*Work required:* Check every line in the records below for the word "text" and report how many have it, nothing more.

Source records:
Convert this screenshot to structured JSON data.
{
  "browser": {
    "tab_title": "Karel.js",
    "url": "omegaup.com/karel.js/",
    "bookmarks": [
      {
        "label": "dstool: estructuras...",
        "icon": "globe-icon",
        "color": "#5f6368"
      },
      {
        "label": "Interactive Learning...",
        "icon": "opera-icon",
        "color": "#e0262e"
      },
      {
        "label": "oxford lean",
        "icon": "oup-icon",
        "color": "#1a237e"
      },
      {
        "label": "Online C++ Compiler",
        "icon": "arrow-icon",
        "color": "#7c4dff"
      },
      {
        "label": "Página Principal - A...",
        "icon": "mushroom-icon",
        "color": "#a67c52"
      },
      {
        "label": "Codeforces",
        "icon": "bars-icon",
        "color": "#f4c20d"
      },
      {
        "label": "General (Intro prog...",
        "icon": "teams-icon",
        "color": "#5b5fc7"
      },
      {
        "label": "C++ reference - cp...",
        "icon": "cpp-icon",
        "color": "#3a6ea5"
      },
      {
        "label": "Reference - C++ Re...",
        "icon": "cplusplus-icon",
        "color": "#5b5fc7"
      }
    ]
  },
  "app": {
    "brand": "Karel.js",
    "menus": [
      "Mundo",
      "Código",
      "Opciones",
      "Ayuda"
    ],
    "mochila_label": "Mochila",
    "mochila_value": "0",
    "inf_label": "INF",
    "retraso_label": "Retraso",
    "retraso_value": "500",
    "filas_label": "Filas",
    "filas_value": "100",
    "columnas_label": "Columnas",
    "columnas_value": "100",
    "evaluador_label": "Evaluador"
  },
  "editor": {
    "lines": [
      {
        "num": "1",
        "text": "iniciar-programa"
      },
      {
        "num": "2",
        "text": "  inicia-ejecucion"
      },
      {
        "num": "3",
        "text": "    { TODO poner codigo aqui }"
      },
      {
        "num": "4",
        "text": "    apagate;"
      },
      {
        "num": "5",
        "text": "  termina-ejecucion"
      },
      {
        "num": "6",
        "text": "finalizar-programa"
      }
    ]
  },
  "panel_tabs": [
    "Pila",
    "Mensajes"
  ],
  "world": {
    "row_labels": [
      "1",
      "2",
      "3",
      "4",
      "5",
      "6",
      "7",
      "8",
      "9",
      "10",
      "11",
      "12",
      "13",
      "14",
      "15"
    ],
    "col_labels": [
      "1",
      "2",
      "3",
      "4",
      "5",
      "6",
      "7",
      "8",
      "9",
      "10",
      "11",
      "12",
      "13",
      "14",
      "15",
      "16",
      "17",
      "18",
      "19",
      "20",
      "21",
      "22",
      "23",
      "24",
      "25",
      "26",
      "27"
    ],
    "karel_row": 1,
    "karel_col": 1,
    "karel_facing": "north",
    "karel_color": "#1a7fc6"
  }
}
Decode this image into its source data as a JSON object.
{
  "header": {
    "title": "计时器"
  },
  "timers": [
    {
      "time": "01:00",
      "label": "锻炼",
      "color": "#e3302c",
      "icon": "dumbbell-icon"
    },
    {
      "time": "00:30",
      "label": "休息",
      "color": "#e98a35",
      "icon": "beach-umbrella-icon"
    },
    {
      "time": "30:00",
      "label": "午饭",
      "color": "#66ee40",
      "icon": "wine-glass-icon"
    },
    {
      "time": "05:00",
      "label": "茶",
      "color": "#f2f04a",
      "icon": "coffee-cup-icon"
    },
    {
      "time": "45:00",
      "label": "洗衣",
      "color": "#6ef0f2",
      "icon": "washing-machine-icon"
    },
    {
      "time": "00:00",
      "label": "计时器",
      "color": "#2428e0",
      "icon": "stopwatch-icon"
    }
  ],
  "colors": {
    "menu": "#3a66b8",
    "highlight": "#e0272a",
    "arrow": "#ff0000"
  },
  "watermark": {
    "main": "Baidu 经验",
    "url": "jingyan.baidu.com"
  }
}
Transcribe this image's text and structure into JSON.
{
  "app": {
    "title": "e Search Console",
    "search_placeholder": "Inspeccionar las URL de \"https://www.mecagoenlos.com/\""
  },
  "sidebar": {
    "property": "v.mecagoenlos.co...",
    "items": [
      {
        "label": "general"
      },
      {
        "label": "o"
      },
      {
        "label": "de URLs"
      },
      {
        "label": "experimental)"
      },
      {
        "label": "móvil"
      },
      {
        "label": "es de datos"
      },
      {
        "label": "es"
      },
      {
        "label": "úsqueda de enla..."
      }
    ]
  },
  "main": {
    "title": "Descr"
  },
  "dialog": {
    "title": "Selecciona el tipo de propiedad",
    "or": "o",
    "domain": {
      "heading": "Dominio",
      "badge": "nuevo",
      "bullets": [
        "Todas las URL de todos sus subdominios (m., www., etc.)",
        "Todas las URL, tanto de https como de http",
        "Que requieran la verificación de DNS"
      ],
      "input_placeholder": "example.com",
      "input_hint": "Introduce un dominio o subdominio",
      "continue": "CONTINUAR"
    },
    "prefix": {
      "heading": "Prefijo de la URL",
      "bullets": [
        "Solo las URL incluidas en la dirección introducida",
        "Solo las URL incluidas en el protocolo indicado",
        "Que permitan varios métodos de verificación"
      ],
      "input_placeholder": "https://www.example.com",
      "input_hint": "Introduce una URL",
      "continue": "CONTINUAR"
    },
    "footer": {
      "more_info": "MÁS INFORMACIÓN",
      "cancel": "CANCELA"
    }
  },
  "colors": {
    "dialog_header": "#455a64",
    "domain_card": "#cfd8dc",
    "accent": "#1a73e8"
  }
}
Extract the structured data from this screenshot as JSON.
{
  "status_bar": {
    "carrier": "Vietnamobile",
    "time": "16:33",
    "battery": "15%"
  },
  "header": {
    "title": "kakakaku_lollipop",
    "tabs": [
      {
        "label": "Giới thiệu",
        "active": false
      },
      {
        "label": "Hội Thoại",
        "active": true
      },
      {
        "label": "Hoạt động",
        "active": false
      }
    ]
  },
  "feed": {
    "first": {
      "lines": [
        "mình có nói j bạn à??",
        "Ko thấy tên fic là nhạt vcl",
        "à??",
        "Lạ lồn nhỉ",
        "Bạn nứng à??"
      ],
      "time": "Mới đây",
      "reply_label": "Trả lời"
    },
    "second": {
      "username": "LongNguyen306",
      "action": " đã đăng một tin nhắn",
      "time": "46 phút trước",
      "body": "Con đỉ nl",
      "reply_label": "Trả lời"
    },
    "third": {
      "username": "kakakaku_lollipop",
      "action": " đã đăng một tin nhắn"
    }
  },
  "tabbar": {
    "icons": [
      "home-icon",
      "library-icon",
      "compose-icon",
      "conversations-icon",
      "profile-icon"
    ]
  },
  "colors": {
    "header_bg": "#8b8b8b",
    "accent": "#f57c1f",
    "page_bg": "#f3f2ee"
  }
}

*Written response:* 7